THERE HAS never been a more exciting time to consider a career in pharmacy. The profession is experiencing a period of unprecedented progress and development. The skills of pharmacists have never been in greater demand and our members now deliver the latest, cutting-edge treatments and medicines to millions of patients every day. In the pages of this supplement you will find many examples of successful pharmacy professionals who are working hard and taking advantage of the various opportunities that a career in pharmacy can offer.
If you do choose a career in pharmacy then you will be sure to find the type of work available is very diverse. Among the paths you could choose are community pharmacy, hospital pharmacy, primary care, the pharmaceutical industry, academia, research or even the armed forces. Specialist areas such as veterinary pharmacy or the regulation of medicines are also beginning to emerge.
To maintain our position at the frontline of healthcare, we need to attract the next wave of future pharmacists who will help take pharmacy forward. Whether your future is in research, on the frontline of the NHS as a community pharmacist or working on a hospital ward, pharmacy today offers a challenging, varied and rewarding career.
The Royal Pharmaceutical Society of Great Britain (RPSGB), as the professional and regulatory body for pharmacy, has a leading role to play in helping pharmacists to shape the future direction of the pharmacy profession.
To qualify as a pharmacist, you must take a four-year master of pharmacy degree course followed by a year of pre-registration training within a pharmacy workplace (for which you get paid). Finally, you must pass the RPSGB registration exam, after which you will be able to practise as a pharmacist. In Northern Ireland you must be registered with the Pharmaceutical Society of Northern Ireland (PSNI). The PSNI and the Royal Pharmaceutical Society of Great Britain have a mutual agreement for registration in either country. Current registration with one society allows a pharmacist with the recognised UK pharmacy qualification to apply for registration with the other.
Although most courses are geared to those with A-levels in chemistry and two other subjects from biology, mathematics or physics, students may also be considered with chemistry or biology (and one other subject). You also need literacy and numeracy skills with minimum GCSE in maths and English language at grade C or above. In Scotland, students require Highers in the sciences. Approximately one third of students admitted to schools of pharmacy have other qualifications. These include the Irish School Leaving Certificate, National or Higher National Certificate or Diplomas, international baccalaureate or Access qualifications. It is always best to check the precise entry requirements of your chosen school of pharmacy. For more information about pharmacy careers and links to the different schools log onto: www.pharmacycareers.org.uk.
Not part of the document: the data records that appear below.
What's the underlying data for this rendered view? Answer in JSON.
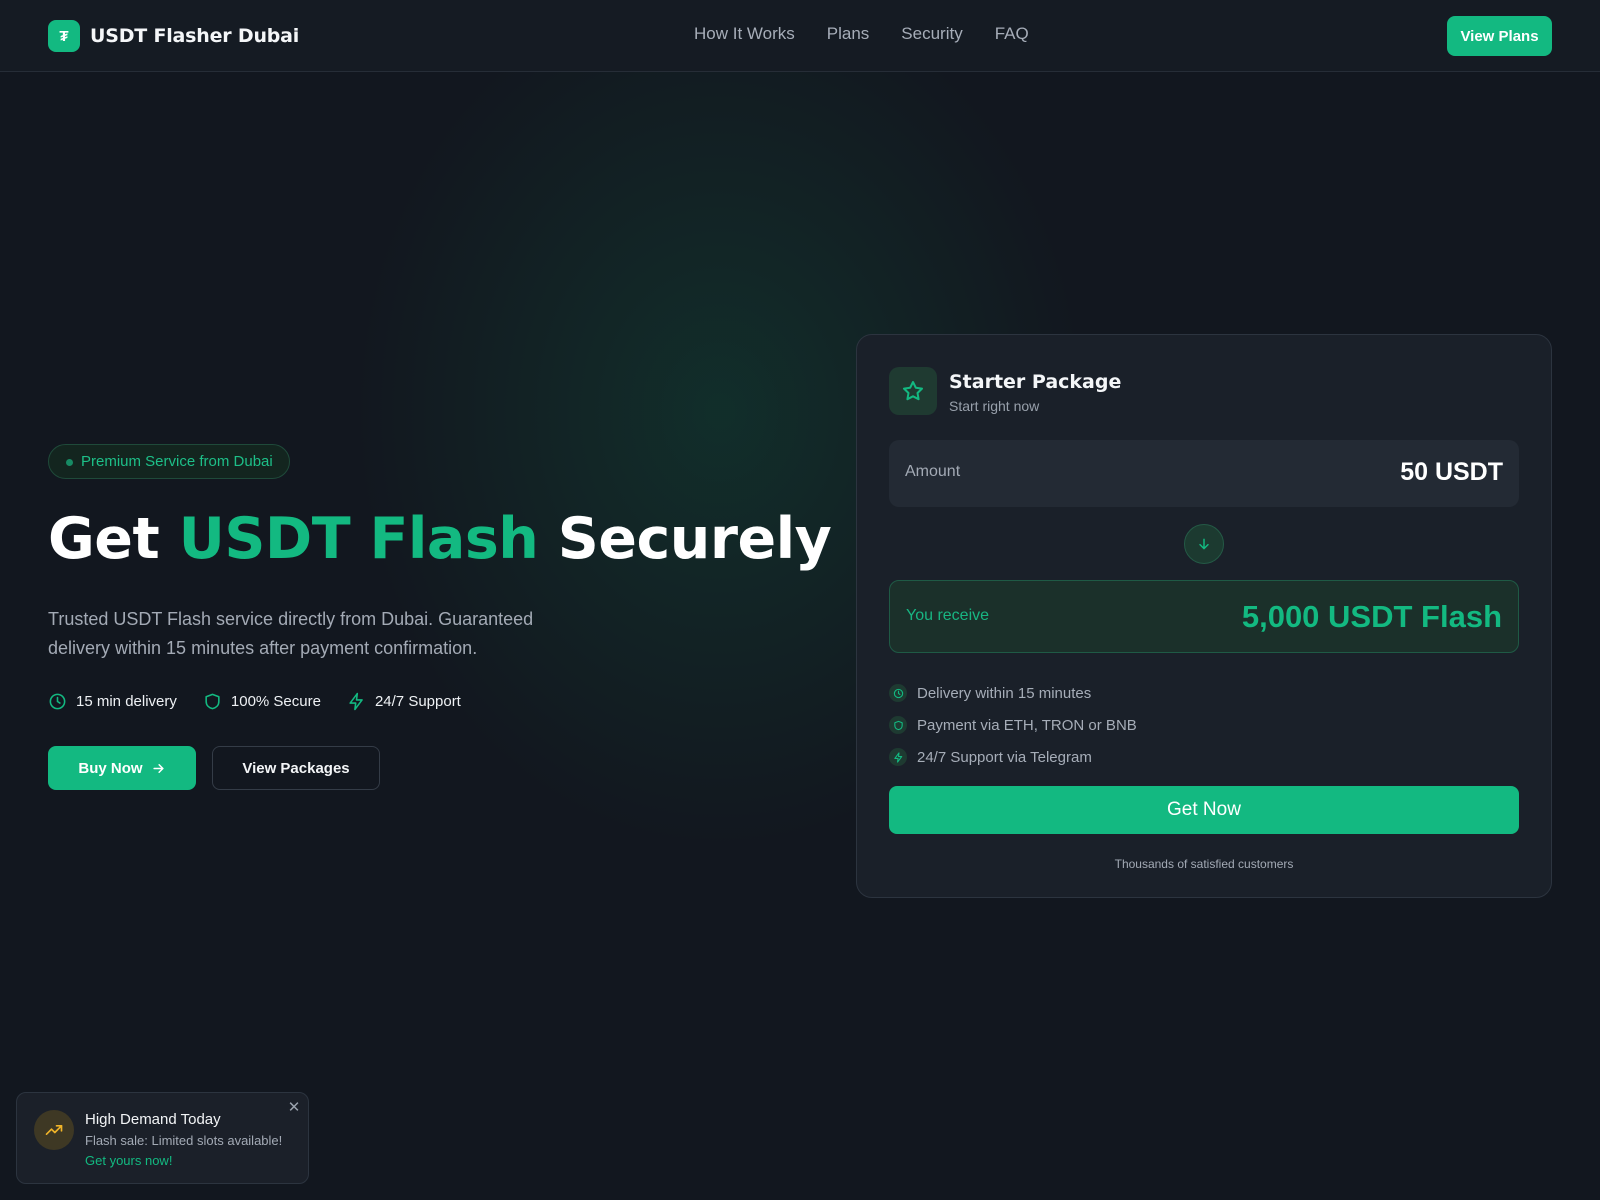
{
  "brand": {
    "name": "USDT Flasher Dubai",
    "logo_glyph": "₮",
    "accent": "#13b981"
  },
  "nav": {
    "items": [
      "How It Works",
      "Plans",
      "Security",
      "FAQ"
    ],
    "cta": "View Plans"
  },
  "hero": {
    "badge": "Premium Service from Dubai",
    "headline_part1": "Get",
    "headline_accent": "USDT Flash",
    "headline_part2": "Securely",
    "subtext": "Trusted USDT Flash service directly from Dubai. Guaranteed delivery within 15 minutes after payment confirmation.",
    "features": [
      {
        "icon": "clock-icon",
        "label": "15 min delivery"
      },
      {
        "icon": "shield-icon",
        "label": "100% Secure"
      },
      {
        "icon": "lightning-icon",
        "label": "24/7 Support"
      }
    ],
    "buy_label": "Buy Now",
    "packages_label": "View Packages"
  },
  "card": {
    "title": "Starter Package",
    "subtitle": "Start right now",
    "amount_label": "Amount",
    "amount_value": "50 USDT",
    "receive_label": "You receive",
    "receive_value": "5,000 USDT Flash",
    "list": [
      {
        "icon": "clock-icon",
        "label": "Delivery within 15 minutes"
      },
      {
        "icon": "shield-icon",
        "label": "Payment via ETH, TRON or BNB"
      },
      {
        "icon": "lightning-icon",
        "label": "24/7 Support via Telegram"
      }
    ],
    "cta": "Get Now",
    "footer": "Thousands of satisfied customers"
  },
  "toast": {
    "title": "High Demand Today",
    "text": "Flash sale: Limited slots available!",
    "link": "Get yours now!",
    "icon": "trending-up-icon",
    "close": "✕"
  }
}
By choosing a career in pharmacy you will not only be joining the pharmacy family but will also become part a wider healthcare community that is delivering modern day services to the public and patients.Reuse content